## Task requirements
Below are the records; copy each line in which "icon" can be found.

########

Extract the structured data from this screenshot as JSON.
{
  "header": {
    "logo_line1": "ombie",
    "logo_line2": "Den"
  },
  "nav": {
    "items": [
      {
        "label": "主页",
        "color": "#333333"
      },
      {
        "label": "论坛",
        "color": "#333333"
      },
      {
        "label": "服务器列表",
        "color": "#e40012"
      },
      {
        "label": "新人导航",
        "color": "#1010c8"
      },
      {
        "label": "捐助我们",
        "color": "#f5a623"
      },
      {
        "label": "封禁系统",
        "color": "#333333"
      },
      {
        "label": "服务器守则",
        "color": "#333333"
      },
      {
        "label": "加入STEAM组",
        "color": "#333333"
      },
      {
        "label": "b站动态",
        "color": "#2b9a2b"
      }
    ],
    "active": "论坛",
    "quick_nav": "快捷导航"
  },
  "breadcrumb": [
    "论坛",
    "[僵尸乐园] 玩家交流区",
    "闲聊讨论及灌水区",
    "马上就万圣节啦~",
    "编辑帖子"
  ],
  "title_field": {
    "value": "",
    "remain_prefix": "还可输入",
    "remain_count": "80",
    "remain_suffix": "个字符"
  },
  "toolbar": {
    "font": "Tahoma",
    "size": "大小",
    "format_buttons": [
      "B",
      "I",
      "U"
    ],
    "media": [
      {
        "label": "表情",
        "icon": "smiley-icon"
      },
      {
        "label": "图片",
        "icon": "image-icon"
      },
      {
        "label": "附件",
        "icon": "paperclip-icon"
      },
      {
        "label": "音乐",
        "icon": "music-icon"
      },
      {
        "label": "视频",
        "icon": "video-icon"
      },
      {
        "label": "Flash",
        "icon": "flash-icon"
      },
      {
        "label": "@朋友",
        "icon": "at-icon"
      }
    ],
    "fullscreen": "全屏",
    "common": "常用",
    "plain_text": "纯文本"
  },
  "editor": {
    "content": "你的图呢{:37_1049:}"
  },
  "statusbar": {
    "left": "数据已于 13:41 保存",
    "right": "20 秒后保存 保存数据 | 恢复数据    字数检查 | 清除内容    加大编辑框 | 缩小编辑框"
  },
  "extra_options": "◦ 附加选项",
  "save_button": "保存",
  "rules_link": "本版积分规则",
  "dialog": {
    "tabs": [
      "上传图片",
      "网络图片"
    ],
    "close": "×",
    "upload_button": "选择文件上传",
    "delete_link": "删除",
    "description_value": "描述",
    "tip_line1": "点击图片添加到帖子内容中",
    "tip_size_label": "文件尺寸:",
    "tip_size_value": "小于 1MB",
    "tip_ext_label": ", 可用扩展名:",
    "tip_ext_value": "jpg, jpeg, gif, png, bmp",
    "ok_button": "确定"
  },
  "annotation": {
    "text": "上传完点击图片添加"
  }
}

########

## Answer section
        "icon": "smiley-icon"
        "icon": "image-icon"
        "icon": "paperclip-icon"
        "icon": "music-icon"
        "icon": "video-icon"
        "icon": "flash-icon"
        "icon": "at-icon"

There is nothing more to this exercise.